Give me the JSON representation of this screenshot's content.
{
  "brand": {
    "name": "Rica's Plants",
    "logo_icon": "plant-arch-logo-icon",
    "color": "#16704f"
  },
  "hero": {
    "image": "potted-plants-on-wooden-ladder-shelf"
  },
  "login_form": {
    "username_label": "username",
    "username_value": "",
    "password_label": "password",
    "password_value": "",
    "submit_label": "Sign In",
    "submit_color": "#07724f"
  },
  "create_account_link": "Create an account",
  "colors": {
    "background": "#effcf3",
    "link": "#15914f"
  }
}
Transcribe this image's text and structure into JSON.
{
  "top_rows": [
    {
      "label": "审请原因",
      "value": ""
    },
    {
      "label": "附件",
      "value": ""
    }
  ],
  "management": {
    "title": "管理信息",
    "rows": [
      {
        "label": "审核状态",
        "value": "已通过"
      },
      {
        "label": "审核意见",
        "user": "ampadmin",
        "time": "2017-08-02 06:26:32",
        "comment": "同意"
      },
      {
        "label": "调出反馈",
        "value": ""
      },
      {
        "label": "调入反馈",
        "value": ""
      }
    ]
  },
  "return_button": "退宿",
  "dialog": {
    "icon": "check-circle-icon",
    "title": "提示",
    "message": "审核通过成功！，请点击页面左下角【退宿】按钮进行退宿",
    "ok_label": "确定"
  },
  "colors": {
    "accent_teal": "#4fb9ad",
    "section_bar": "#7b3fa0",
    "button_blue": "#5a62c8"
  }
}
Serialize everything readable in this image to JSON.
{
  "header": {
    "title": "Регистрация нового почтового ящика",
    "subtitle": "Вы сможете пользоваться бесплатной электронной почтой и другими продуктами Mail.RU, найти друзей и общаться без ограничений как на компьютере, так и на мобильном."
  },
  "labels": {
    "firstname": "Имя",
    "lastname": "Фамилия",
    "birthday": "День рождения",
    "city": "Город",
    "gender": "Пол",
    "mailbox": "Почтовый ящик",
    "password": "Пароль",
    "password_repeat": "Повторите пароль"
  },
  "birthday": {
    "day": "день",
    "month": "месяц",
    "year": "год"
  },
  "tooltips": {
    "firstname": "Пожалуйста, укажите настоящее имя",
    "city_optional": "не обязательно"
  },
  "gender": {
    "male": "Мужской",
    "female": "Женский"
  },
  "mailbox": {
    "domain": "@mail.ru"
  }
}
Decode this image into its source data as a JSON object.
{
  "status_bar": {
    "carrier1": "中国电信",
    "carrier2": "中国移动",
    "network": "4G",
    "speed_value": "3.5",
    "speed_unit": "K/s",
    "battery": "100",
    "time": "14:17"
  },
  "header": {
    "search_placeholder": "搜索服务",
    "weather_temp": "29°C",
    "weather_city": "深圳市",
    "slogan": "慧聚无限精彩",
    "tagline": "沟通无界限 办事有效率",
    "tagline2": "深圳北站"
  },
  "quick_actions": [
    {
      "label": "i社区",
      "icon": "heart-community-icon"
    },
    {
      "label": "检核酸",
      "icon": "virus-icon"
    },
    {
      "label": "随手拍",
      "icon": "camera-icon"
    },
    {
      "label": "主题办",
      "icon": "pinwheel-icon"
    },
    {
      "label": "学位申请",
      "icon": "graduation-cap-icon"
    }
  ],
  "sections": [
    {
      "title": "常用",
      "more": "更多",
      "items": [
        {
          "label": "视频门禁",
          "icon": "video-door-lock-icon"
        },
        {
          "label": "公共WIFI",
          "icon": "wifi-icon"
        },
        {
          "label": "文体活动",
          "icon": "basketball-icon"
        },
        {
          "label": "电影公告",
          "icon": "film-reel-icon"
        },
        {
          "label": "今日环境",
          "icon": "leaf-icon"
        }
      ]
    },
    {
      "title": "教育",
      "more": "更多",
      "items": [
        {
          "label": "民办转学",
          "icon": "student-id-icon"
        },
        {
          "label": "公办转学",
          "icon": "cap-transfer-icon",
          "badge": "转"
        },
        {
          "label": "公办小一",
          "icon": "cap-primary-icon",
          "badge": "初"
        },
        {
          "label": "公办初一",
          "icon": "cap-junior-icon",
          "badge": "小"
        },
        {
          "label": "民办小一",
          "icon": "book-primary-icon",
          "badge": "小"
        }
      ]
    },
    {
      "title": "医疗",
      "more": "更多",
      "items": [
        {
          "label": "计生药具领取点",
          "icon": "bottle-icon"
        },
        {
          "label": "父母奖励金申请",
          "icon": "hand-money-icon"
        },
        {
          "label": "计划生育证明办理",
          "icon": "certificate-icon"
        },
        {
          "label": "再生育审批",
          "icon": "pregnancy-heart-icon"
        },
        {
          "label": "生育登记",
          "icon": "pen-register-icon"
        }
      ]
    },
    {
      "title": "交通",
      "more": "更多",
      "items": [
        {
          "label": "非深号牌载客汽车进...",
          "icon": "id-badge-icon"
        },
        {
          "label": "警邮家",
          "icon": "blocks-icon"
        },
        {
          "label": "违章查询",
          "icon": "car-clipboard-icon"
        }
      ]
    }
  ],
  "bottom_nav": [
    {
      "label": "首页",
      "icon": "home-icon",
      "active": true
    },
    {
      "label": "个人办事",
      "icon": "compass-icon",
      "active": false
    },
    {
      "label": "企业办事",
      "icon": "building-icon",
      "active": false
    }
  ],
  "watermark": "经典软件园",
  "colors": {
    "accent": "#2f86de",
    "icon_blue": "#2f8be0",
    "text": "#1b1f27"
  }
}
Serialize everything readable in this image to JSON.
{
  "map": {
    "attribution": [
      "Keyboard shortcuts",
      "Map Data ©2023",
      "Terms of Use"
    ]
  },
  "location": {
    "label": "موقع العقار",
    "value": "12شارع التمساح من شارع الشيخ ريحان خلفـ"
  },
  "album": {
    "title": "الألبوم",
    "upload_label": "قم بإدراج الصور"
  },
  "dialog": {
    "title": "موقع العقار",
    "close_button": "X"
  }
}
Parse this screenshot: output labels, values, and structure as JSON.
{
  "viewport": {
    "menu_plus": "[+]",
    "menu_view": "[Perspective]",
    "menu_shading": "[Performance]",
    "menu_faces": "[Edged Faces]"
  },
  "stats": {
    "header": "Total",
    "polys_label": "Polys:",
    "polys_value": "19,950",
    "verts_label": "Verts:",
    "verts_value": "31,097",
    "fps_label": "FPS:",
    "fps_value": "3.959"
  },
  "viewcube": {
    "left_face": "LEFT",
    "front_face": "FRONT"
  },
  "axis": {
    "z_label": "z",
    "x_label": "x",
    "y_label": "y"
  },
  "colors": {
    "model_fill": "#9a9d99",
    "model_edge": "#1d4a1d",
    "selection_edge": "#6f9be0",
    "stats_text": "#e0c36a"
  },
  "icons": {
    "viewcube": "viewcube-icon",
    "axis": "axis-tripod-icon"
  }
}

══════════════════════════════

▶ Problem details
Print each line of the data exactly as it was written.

▶ Answer space
Give me the JSON representation of this screenshot's content.
{
  "brand": {
    "name": "Rica's Plants",
    "logo_icon": "plant-arch-logo-icon",
    "color": "#16704f"
  },
  "hero": {
    "image": "potted-plants-on-wooden-ladder-shelf"
  },
  "login_form": {
    "username_label": "username",
    "username_value": "",
    "password_label": "password",
    "password_value": "",
    "submit_label": "Sign In",
    "submit_color": "#07724f"
  },
  "create_account_link": "Create an account",
  "colors": {
    "background": "#effcf3",
    "link": "#15914f"
  }
}
Transcribe this image's text and structure into JSON.
{
  "top_rows": [
    {
      "label": "审请原因",
      "value": ""
    },
    {
      "label": "附件",
      "value": ""
    }
  ],
  "management": {
    "title": "管理信息",
    "rows": [
      {
        "label": "审核状态",
        "value": "已通过"
      },
      {
        "label": "审核意见",
        "user": "ampadmin",
        "time": "2017-08-02 06:26:32",
        "comment": "同意"
      },
      {
        "label": "调出反馈",
        "value": ""
      },
      {
        "label": "调入反馈",
        "value": ""
      }
    ]
  },
  "return_button": "退宿",
  "dialog": {
    "icon": "check-circle-icon",
    "title": "提示",
    "message": "审核通过成功！，请点击页面左下角【退宿】按钮进行退宿",
    "ok_label": "确定"
  },
  "colors": {
    "accent_teal": "#4fb9ad",
    "section_bar": "#7b3fa0",
    "button_blue": "#5a62c8"
  }
}
Serialize everything readable in this image to JSON.
{
  "header": {
    "title": "Регистрация нового почтового ящика",
    "subtitle": "Вы сможете пользоваться бесплатной электронной почтой и другими продуктами Mail.RU, найти друзей и общаться без ограничений как на компьютере, так и на мобильном."
  },
  "labels": {
    "firstname": "Имя",
    "lastname": "Фамилия",
    "birthday": "День рождения",
    "city": "Город",
    "gender": "Пол",
    "mailbox": "Почтовый ящик",
    "password": "Пароль",
    "password_repeat": "Повторите пароль"
  },
  "birthday": {
    "day": "день",
    "month": "месяц",
    "year": "год"
  },
  "tooltips": {
    "firstname": "Пожалуйста, укажите настоящее имя",
    "city_optional": "не обязательно"
  },
  "gender": {
    "male": "Мужской",
    "female": "Женский"
  },
  "mailbox": {
    "domain": "@mail.ru"
  }
}
Decode this image into its source data as a JSON object.
{
  "status_bar": {
    "carrier1": "中国电信",
    "carrier2": "中国移动",
    "network": "4G",
    "speed_value": "3.5",
    "speed_unit": "K/s",
    "battery": "100",
    "time": "14:17"
  },
  "header": {
    "search_placeholder": "搜索服务",
    "weather_temp": "29°C",
    "weather_city": "深圳市",
    "slogan": "慧聚无限精彩",
    "tagline": "沟通无界限 办事有效率",
    "tagline2": "深圳北站"
  },
  "quick_actions": [
    {
      "label": "i社区",
      "icon": "heart-community-icon"
    },
    {
      "label": "检核酸",
      "icon": "virus-icon"
    },
    {
      "label": "随手拍",
      "icon": "camera-icon"
    },
    {
      "label": "主题办",
      "icon": "pinwheel-icon"
    },
    {
      "label": "学位申请",
      "icon": "graduation-cap-icon"
    }
  ],
  "sections": [
    {
      "title": "常用",
      "more": "更多",
      "items": [
        {
          "label": "视频门禁",
          "icon": "video-door-lock-icon"
        },
        {
          "label": "公共WIFI",
          "icon": "wifi-icon"
        },
        {
          "label": "文体活动",
          "icon": "basketball-icon"
        },
        {
          "label": "电影公告",
          "icon": "film-reel-icon"
        },
        {
          "label": "今日环境",
          "icon": "leaf-icon"
        }
      ]
    },
    {
      "title": "教育",
      "more": "更多",
      "items": [
        {
          "label": "民办转学",
          "icon": "student-id-icon"
        },
        {
          "label": "公办转学",
          "icon": "cap-transfer-icon",
          "badge": "转"
        },
        {
          "label": "公办小一",
          "icon": "cap-primary-icon",
          "badge": "初"
        },
        {
          "label": "公办初一",
          "icon": "cap-junior-icon",
          "badge": "小"
        },
        {
          "label": "民办小一",
          "icon": "book-primary-icon",
          "badge": "小"
        }
      ]
    },
    {
      "title": "医疗",
      "more": "更多",
      "items": [
        {
          "label": "计生药具领取点",
          "icon": "bottle-icon"
        },
        {
          "label": "父母奖励金申请",
          "icon": "hand-money-icon"
        },
        {
          "label": "计划生育证明办理",
          "icon": "certificate-icon"
        },
        {
          "label": "再生育审批",
          "icon": "pregnancy-heart-icon"
        },
        {
          "label": "生育登记",
          "icon": "pen-register-icon"
        }
      ]
    },
    {
      "title": "交通",
      "more": "更多",
      "items": [
        {
          "label": "非深号牌载客汽车进...",
          "icon": "id-badge-icon"
        },
        {
          "label": "警邮家",
          "icon": "blocks-icon"
        },
        {
          "label": "违章查询",
          "icon": "car-clipboard-icon"
        }
      ]
    }
  ],
  "bottom_nav": [
    {
      "label": "首页",
      "icon": "home-icon",
      "active": true
    },
    {
      "label": "个人办事",
      "icon": "compass-icon",
      "active": false
    },
    {
      "label": "企业办事",
      "icon": "building-icon",
      "active": false
    }
  ],
  "watermark": "经典软件园",
  "colors": {
    "accent": "#2f86de",
    "icon_blue": "#2f8be0",
    "text": "#1b1f27"
  }
}
Serialize everything readable in this image to JSON.
{
  "map": {
    "attribution": [
      "Keyboard shortcuts",
      "Map Data ©2023",
      "Terms of Use"
    ]
  },
  "location": {
    "label": "موقع العقار",
    "value": "12شارع التمساح من شارع الشيخ ريحان خلفـ"
  },
  "album": {
    "title": "الألبوم",
    "upload_label": "قم بإدراج الصور"
  },
  "dialog": {
    "title": "موقع العقار",
    "close_button": "X"
  }
}
Parse this screenshot: output labels, values, and structure as JSON.
{
  "viewport": {
    "menu_plus": "[+]",
    "menu_view": "[Perspective]",
    "menu_shading": "[Performance]",
    "menu_faces": "[Edged Faces]"
  },
  "stats": {
    "header": "Total",
    "polys_label": "Polys:",
    "polys_value": "19,950",
    "verts_label": "Verts:",
    "verts_value": "31,097",
    "fps_label": "FPS:",
    "fps_value": "3.959"
  },
  "viewcube": {
    "left_face": "LEFT",
    "front_face": "FRONT"
  },
  "axis": {
    "z_label": "z",
    "x_label": "x",
    "y_label": "y"
  },
  "colors": {
    "model_fill": "#9a9d99",
    "model_edge": "#1d4a1d",
    "selection_edge": "#6f9be0",
    "stats_text": "#e0c36a"
  },
  "icons": {
    "viewcube": "viewcube-icon",
    "axis": "axis-tripod-icon"
  }
}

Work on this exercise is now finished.